Awards Daily: In terms of creating all the storms and rough waters that Annette Bening, Jodie Foster, and the rest of the actors cannot see, how did you communicate to them so they were able to give such realistic performances as to what was supposed to be happening around them?
Jake Braver: I think there is this interesting misnomer out there that “green screen acting is easy.” You just show up, look at a piece of tape and that’s it. Nothing could be further from the truth. It is so challenging to be so present in a moment and so inside what you’re creating in a performance, but also imagining what is going to be there. It’s so challenging, and I think it’s another level of performance to be able to do that. It just comes down to the communication and the skill in the craft of the actors. Obviously these are tremendously experienced actors who can ask the questions: Okay, how big is this wave? And where is it coming from? They can then internalize that, and that is one side of it. The other side of it is that you get beautiful gifts from actors in those moments. That their foot is shifting to the left and they take a step back and you realize in the edit that gives us a minute to have a splash come over the side of the boat and come up on Bonnie. You find these moments and you work them in because they’re organic and real. It is not exactly what Jodie thought was going to be happening when she did that on set, but it’s something that we managed to make work. So between the skill and the craft of it and the accidents that happen when you’re shooting scenes over and over again like this–that is where the performance comes from, as well as how it was cut by Chris Tellefsen, our fantastic editor.
Awards Daily: Looking over your filmography, you’ve been doing this for quite some time. What gets you excited about a new project?

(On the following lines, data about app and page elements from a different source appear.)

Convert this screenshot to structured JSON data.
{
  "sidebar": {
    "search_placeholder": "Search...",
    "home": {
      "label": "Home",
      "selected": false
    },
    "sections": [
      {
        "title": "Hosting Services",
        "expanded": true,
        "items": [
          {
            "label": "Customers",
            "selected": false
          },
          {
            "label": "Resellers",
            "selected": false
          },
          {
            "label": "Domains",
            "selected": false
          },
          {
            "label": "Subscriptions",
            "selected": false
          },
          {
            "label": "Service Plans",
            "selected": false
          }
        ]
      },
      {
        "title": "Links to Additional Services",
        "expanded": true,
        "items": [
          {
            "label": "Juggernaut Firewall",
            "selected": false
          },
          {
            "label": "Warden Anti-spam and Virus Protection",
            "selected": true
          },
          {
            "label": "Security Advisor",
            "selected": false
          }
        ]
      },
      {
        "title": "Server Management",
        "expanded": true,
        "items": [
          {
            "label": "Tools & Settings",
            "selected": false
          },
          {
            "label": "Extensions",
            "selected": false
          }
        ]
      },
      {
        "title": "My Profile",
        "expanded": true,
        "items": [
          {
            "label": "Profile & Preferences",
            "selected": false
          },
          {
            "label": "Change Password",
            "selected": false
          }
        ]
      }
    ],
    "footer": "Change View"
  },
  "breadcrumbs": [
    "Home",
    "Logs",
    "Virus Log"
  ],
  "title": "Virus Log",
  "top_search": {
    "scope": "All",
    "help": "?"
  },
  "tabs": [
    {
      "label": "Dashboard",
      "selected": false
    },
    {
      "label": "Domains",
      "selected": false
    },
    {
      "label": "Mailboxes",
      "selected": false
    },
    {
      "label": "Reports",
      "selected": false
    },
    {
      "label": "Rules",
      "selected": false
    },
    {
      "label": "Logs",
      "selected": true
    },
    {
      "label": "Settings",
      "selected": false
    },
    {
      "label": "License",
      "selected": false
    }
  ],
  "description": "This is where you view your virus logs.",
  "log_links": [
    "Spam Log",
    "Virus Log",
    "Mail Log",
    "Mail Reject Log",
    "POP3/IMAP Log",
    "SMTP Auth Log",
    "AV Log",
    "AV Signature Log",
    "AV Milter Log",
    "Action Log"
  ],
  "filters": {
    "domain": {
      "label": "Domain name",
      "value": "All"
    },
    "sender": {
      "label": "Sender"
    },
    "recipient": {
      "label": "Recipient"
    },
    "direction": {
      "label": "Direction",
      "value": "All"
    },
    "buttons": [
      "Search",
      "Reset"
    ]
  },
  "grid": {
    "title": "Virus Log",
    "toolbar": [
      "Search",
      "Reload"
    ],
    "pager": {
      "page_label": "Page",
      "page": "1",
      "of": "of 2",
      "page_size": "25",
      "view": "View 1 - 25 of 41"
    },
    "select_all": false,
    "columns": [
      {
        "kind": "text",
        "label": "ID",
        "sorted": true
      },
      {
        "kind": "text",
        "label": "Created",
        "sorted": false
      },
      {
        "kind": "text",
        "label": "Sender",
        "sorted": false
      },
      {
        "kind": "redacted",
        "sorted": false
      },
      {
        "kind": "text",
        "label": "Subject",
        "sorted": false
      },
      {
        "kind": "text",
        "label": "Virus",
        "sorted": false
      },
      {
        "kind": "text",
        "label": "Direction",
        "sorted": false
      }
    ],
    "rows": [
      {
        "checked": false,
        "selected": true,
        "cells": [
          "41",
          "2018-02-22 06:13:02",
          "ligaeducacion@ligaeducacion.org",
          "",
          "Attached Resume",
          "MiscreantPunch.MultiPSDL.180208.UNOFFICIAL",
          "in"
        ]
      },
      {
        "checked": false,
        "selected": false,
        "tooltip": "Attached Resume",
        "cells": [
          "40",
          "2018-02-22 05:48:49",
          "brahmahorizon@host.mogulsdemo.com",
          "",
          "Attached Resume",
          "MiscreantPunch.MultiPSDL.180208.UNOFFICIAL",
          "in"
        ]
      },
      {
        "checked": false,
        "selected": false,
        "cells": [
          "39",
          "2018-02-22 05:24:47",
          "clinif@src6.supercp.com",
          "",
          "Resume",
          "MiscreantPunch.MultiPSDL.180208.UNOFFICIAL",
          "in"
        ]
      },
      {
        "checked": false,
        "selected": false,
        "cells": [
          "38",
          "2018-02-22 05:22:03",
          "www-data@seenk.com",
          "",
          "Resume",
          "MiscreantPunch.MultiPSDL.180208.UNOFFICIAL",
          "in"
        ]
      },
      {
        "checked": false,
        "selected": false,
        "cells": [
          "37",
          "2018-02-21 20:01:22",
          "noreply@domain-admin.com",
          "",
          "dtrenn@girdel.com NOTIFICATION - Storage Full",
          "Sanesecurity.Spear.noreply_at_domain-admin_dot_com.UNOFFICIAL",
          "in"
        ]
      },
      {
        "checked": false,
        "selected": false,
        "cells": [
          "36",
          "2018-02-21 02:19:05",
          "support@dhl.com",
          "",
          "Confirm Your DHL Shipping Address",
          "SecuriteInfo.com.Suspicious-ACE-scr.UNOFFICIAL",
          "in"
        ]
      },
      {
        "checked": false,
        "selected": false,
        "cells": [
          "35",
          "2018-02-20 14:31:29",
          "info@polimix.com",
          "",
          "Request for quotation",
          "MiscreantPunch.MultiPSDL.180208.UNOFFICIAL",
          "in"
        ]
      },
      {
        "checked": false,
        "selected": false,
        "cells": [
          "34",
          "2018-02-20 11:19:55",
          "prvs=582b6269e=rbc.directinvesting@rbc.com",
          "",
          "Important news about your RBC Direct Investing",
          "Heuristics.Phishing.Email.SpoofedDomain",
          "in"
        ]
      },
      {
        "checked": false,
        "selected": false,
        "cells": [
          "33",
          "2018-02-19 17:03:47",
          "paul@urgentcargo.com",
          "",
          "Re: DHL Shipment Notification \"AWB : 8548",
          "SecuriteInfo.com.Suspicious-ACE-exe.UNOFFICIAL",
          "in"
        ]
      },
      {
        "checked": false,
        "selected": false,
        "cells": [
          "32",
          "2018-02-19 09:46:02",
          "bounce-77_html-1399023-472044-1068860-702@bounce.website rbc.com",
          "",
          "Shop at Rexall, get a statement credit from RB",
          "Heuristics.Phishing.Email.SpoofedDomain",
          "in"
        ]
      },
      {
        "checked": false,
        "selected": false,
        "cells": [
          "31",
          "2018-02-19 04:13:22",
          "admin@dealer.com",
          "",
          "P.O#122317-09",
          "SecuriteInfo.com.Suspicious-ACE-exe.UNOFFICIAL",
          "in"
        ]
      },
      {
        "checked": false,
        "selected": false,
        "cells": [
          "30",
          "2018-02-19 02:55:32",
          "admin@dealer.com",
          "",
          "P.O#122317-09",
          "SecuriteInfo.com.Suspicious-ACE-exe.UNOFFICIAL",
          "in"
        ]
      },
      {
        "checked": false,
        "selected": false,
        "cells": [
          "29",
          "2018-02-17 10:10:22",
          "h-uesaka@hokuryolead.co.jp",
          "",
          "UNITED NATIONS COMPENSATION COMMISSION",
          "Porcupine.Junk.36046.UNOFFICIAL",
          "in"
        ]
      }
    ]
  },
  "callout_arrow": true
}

Jake Braver: I would say it’s about the filmmakers and the story. I think it’s always exciting for me to have a new challenge. Like a movie like this that is a very visual effect heavy movie but is story-driven at the same time. That there isn’t anything I’m doing in visual effects that isn’t in support of the story, that is my favorite thing. Because that means I am sitting there with the directors and the editors as scenes are being crafted, bringing stuff to the table. That is a wonderful way to work, that to me is really exciting. Larger scale visual effects can be in service of story and I think this movie is a really great example of that.
Awards Daily: I will admit to not even thinking about the special effects while watching the movie, just watching the actors in this environment. It was actually later just realizing that this movie is overrun with visual effects.
Jake Braver: I think that’s the idea, when VFX works really well is when they are so integrated into the fabric of the movie and the storytelling that they meld in with the rest of the movie and you are not really thinking about it. It becomes inseparable. That’s when you know it is working.